:: Aim of the exercise ::
Give back every entry precisely as written, without any of the images.

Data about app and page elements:
□ □ □ □ □
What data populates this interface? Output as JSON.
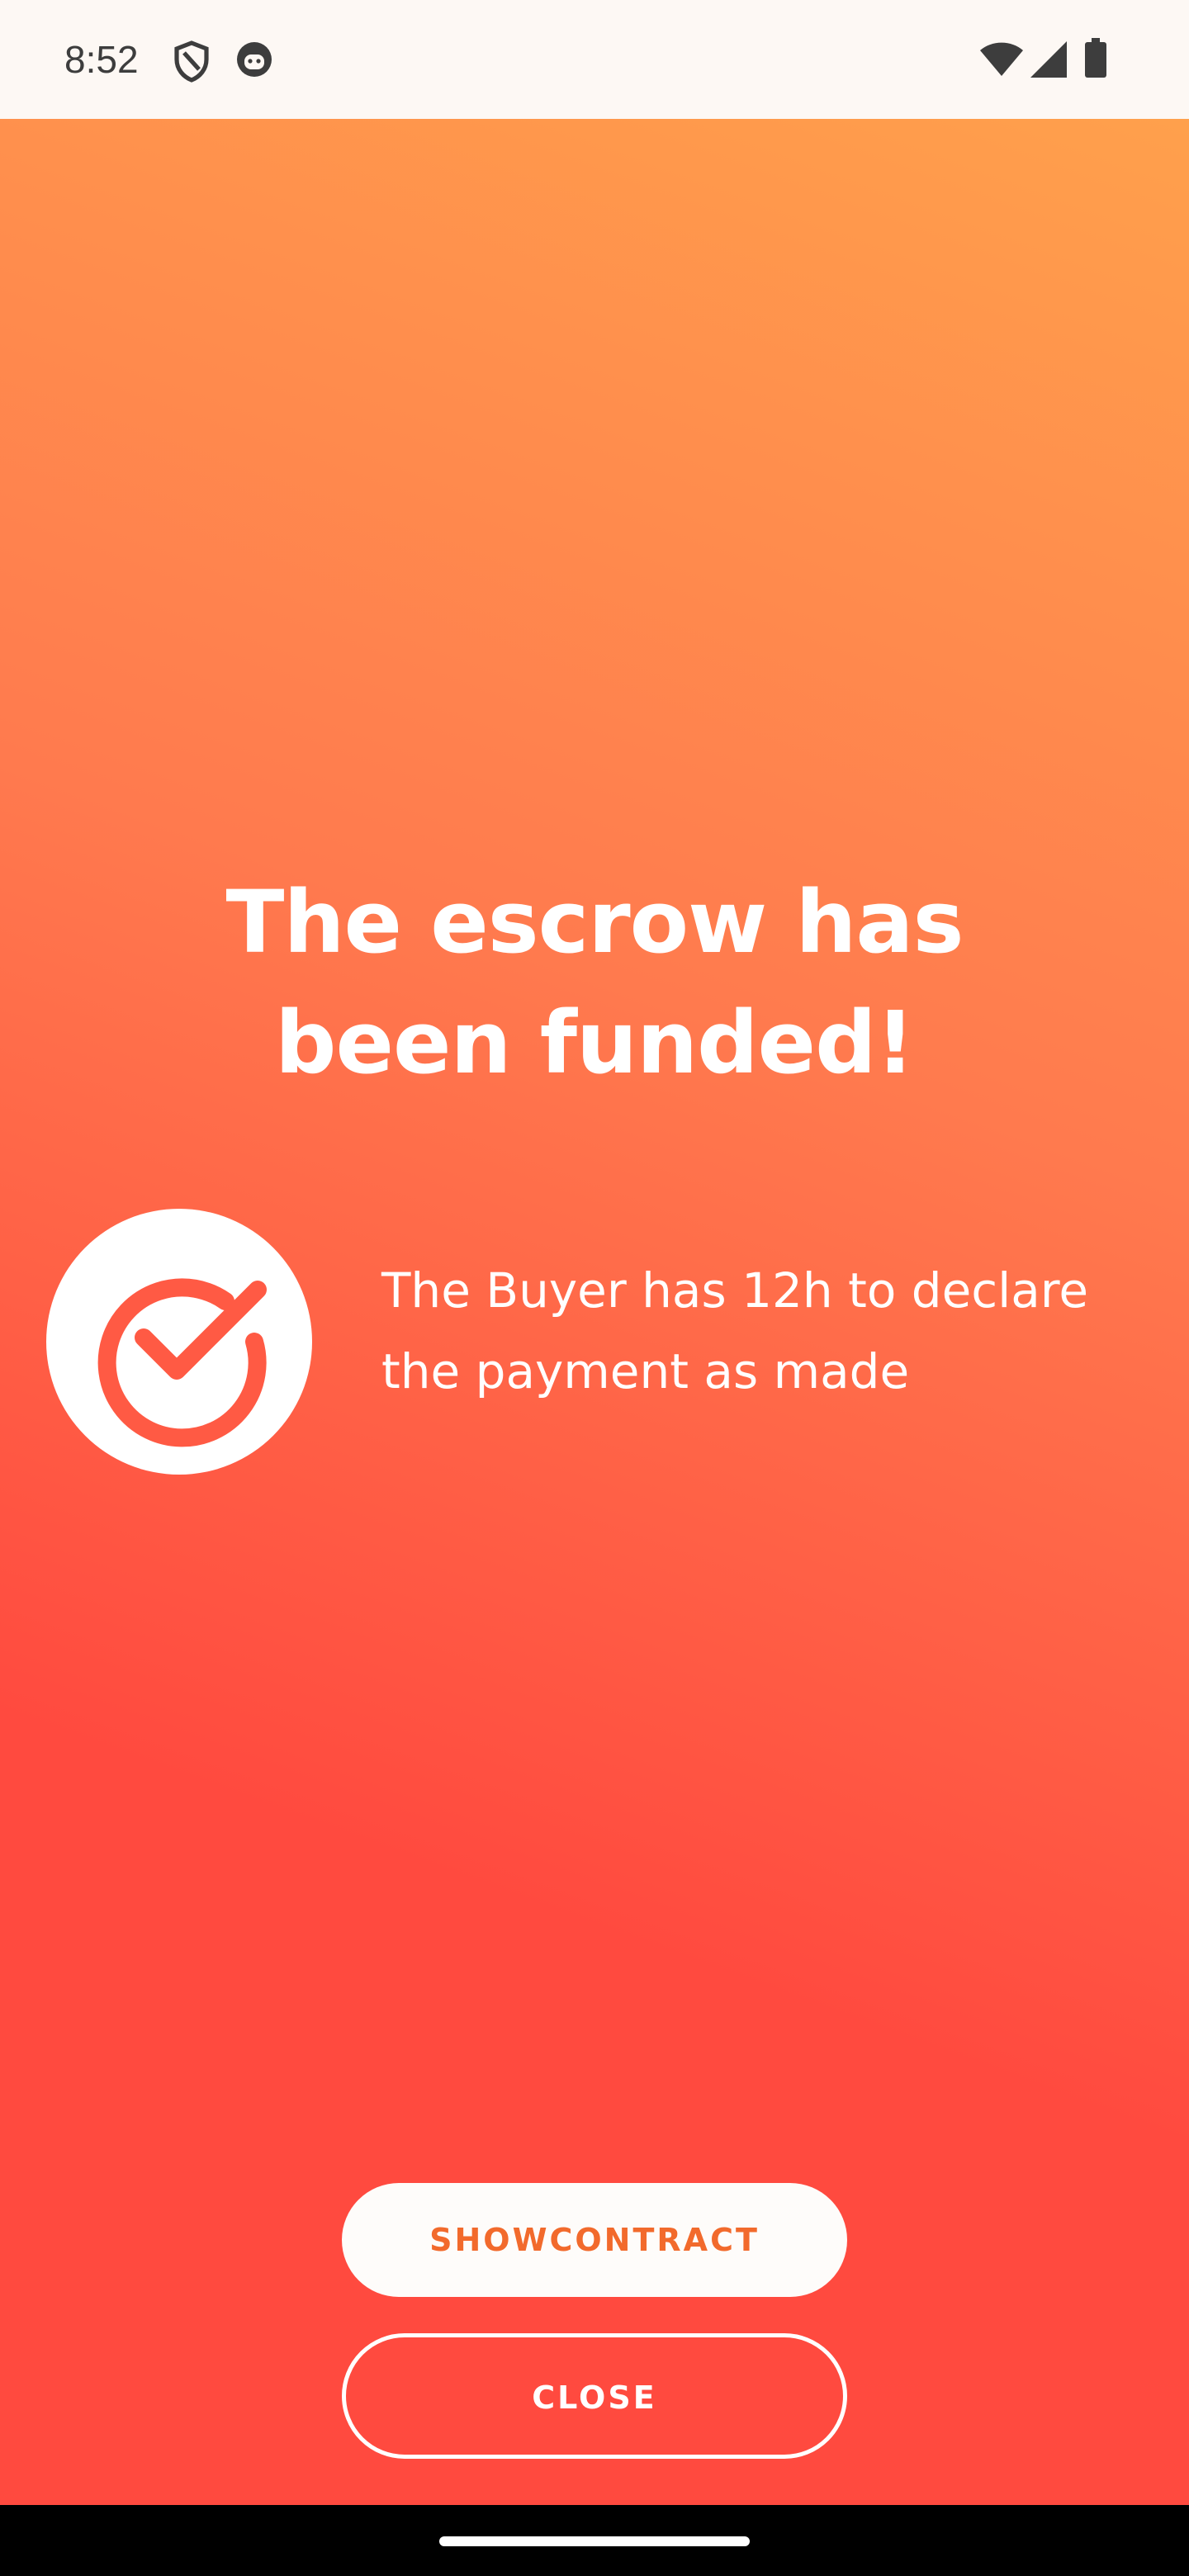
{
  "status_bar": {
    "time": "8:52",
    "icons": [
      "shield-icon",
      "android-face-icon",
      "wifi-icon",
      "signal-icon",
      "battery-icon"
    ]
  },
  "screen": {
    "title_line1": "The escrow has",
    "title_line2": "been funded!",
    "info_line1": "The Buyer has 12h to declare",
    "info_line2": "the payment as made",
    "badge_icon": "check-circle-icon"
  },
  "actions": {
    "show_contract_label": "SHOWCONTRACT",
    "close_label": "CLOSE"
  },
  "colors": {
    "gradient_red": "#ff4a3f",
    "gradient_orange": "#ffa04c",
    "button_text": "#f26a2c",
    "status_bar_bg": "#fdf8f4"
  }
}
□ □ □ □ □
:: Task result ::
What data populates this interface? Output as JSON.
{
  "status_bar": {
    "time": "8:52",
    "icons": [
      "shield-icon",
      "android-face-icon",
      "wifi-icon",
      "signal-icon",
      "battery-icon"
    ]
  },
  "screen": {
    "title_line1": "The escrow has",
    "title_line2": "been funded!",
    "info_line1": "The Buyer has 12h to declare",
    "info_line2": "the payment as made",
    "badge_icon": "check-circle-icon"
  },
  "actions": {
    "show_contract_label": "SHOWCONTRACT",
    "close_label": "CLOSE"
  },
  "colors": {
    "gradient_red": "#ff4a3f",
    "gradient_orange": "#ffa04c",
    "button_text": "#f26a2c",
    "status_bar_bg": "#fdf8f4"
  }
}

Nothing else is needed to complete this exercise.